### The problem:
Going line by line through the data below, how many lines contain the word "password"? Give only the number.

-------- Given data

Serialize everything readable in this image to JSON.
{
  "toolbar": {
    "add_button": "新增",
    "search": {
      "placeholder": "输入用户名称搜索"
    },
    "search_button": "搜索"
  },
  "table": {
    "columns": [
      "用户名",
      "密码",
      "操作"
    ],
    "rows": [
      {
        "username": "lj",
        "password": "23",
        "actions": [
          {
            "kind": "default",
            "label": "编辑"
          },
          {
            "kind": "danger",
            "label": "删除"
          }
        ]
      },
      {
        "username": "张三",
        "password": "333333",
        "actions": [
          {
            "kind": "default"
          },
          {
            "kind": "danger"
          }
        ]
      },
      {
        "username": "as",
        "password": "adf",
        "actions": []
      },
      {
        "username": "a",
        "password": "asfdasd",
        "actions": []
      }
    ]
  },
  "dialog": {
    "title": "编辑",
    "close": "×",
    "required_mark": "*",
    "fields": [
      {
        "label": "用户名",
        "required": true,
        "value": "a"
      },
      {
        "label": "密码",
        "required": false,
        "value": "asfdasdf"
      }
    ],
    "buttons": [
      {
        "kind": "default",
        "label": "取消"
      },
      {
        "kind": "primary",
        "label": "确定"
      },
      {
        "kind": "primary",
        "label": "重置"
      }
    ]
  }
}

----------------

### Your solution:
4